Interdisciplinary Initiatives Program Round 9 - 2018
Alice Ting, Genetics and Biology
Nirao Shah, Psychiatry & Behavioral Sciences and Neurobiology

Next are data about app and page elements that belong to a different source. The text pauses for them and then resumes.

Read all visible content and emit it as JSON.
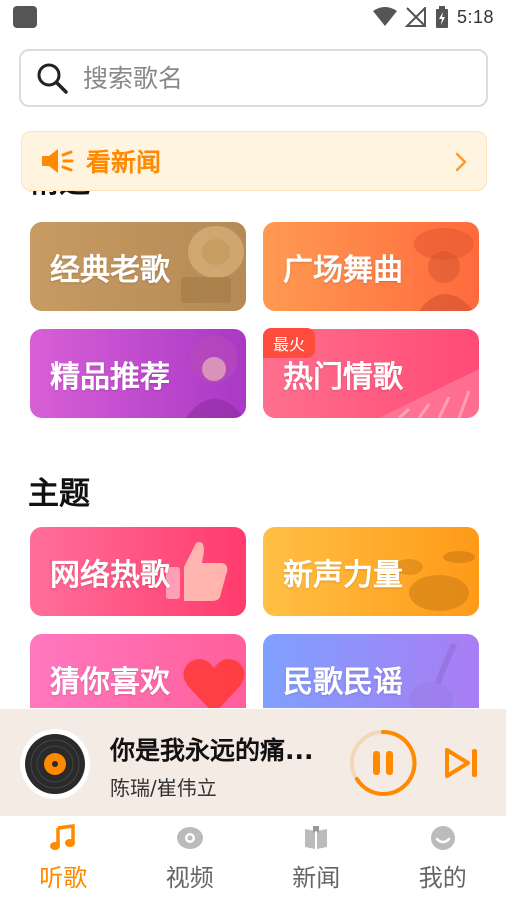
{
  "status_bar": {
    "time": "5:18"
  },
  "search": {
    "placeholder": "搜索歌名"
  },
  "news_banner": {
    "label": "看新闻"
  },
  "sections": {
    "featured_title": "精选",
    "themes_title": "主题"
  },
  "featured_tiles": [
    {
      "label": "经典老歌"
    },
    {
      "label": "广场舞曲"
    },
    {
      "label": "精品推荐"
    },
    {
      "label": "热门情歌",
      "badge": "最火"
    }
  ],
  "theme_tiles": [
    {
      "label": "网络热歌"
    },
    {
      "label": "新声力量"
    },
    {
      "label": "猜你喜欢"
    },
    {
      "label": "民歌民谣"
    }
  ],
  "player": {
    "song_title": "你是我永远的痛...",
    "artist": "陈瑞/崔伟立"
  },
  "bottom_nav": [
    {
      "label": "听歌",
      "active": true
    },
    {
      "label": "视频",
      "active": false
    },
    {
      "label": "新闻",
      "active": false
    },
    {
      "label": "我的",
      "active": false
    }
  ],
  "colors": {
    "accent": "#ff8a00",
    "inactive": "#666666"
  }
}
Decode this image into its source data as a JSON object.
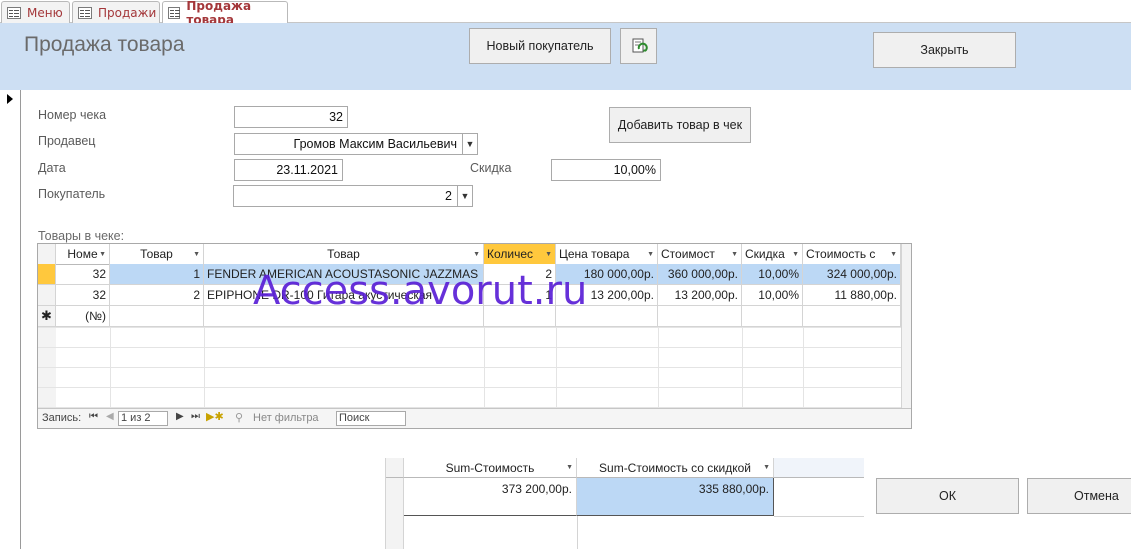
{
  "tabs": [
    {
      "label": "Меню"
    },
    {
      "label": "Продажи"
    },
    {
      "label": "Продажа товара"
    }
  ],
  "header": {
    "title": "Продажа товара",
    "new_customer_label": "Новый покупатель",
    "close_label": "Закрыть",
    "refresh_icon": "refresh-icon"
  },
  "form": {
    "receipt_label": "Номер чека",
    "receipt_value": "32",
    "seller_label": "Продавец",
    "seller_value": "Громов Максим Васильевич",
    "date_label": "Дата",
    "date_value": "23.11.2021",
    "discount_label": "Скидка",
    "discount_value": "10,00%",
    "customer_label": "Покупатель",
    "customer_value": "2",
    "add_item_label": "Добавить товар в чек",
    "items_label": "Товары в чеке:"
  },
  "grid": {
    "columns": [
      "Номе",
      "Товар",
      "Товар",
      "Количес",
      "Цена товара",
      "Стоимост",
      "Скидка",
      "Стоимость с"
    ],
    "rows": [
      [
        "32",
        "1",
        "FENDER AMERICAN ACOUSTASONIC JAZZMAS",
        "2",
        "180 000,00р.",
        "360 000,00р.",
        "10,00%",
        "324 000,00р."
      ],
      [
        "32",
        "2",
        "EPIPHONE DR-100 Гитара акустическая",
        "1",
        "13 200,00р.",
        "13 200,00р.",
        "10,00%",
        "11 880,00р."
      ]
    ],
    "new_row_marker": "(№)",
    "nav": {
      "record_label": "Запись:",
      "position": "1 из 2",
      "no_filter": "Нет фильтра",
      "search": "Поиск"
    }
  },
  "watermark": "Access.avorut.ru",
  "sum_grid": {
    "columns": [
      "Sum-Стоимость",
      "Sum-Стоимость со скидкой"
    ],
    "values": [
      "373 200,00р.",
      "335 880,00р."
    ]
  },
  "buttons": {
    "ok": "ОК",
    "cancel": "Отмена"
  },
  "colors": {
    "header_bg": "#cddff3",
    "selected_row": "#bcd8f5",
    "active_col_header": "#ffc83d",
    "watermark": "#5a1fd6"
  }
}
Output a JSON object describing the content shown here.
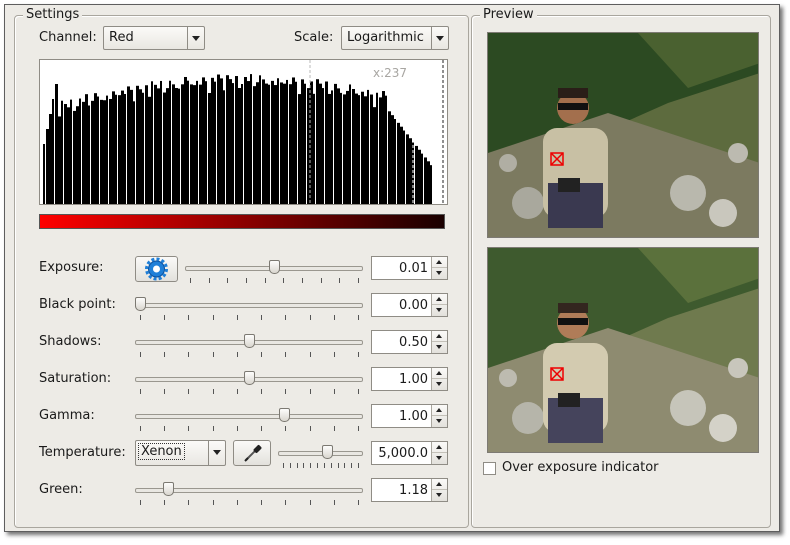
{
  "settings": {
    "title": "Settings",
    "channel_label": "Channel:",
    "channel_value": "Red",
    "scale_label": "Scale:",
    "scale_value": "Logarithmic",
    "histogram_readout": "x:237",
    "controls": [
      {
        "label": "Exposure:",
        "value": "0.01",
        "level": 0.5
      },
      {
        "label": "Black point:",
        "value": "0.00",
        "level": 0.0
      },
      {
        "label": "Shadows:",
        "value": "0.50",
        "level": 0.5
      },
      {
        "label": "Saturation:",
        "value": "1.00",
        "level": 0.5
      },
      {
        "label": "Gamma:",
        "value": "1.00",
        "level": 0.66
      },
      {
        "label": "Temperature:",
        "value": "5,000.0",
        "level": 0.58,
        "preset": "Xenon"
      },
      {
        "label": "Green:",
        "value": "1.18",
        "level": 0.13
      }
    ]
  },
  "preview": {
    "title": "Preview",
    "overexposure_label": "Over exposure indicator",
    "overexposure_checked": false
  },
  "colors": {
    "gradient_start": "#ff0000",
    "gradient_end": "#1a0000",
    "window_bg": "#edebe6"
  },
  "icons": {
    "auto_exposure": "gear-icon",
    "color_picker": "eyedropper-icon"
  }
}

A central question in neuroscience is how hormones, such as estrogen, regulate animal behavior at the level of synapses and circuits. The Shah lab has recently identified hormone-responsive neuronal populations in the hypothalamus that mediate distinct social behaviors between the sexes. We and others are keenly interested in identifying the downstream, postsynaptic targets of these neurons, so that we can discover the mechanisms by which these neurons guide sexually dimorphic social behaviors such as territorial aggression and reproductive displays. However, existing tools for discovering synaptically connected neurons work reliably only in the retrograde, upstream direction; and even these are associated with toxicity and miss known connections. We and the larger community of neuroscientists are urgently in need of new technologies for reliable, non-toxic transsynaptic tracing especially in the anterograde direction, so that we can discover downstream targets of functionally important neuronal populations. To address this unmet need, the Ting and Shah labs are collaborating to combine their respective expertise in chemical biology and protein engineering with mouse genetics and molecular systems neuroscience. The Ting lab will develop a collection of genetically-encoded tools for anterograde transsynaptic tracing. The tools will utilize designer proteins (that are not found endogenously) that are experimentally introduced into potential “sender” neurons and potential “receiver” neurons in distinct regions of the mammalian brain. Receiver neurons that form direct synaptic contacts with sender neurons then activate a modular responder program that enables their identification by fluorescence microscopy, functional optogenetic manipulation to assay for behavioral salience, and unbiased molecular fingerprinting for future studies. These tools will be utilized by the Shah lab to identify the downstream, anterograde targets of hypothalamic neurons to understand how these neurons regulate sex differences in social behaviors at the circuit level. If we are successful, the outcome of this project should be two-fold: (1) a transformative toolkit of genetically-encoded reagents for transsynaptic tracing in the mammalian brain; and (2) discovery of new circuit elements in the mammalian brain that enable shared neurons to mediate distinct behaviors in the two sexes.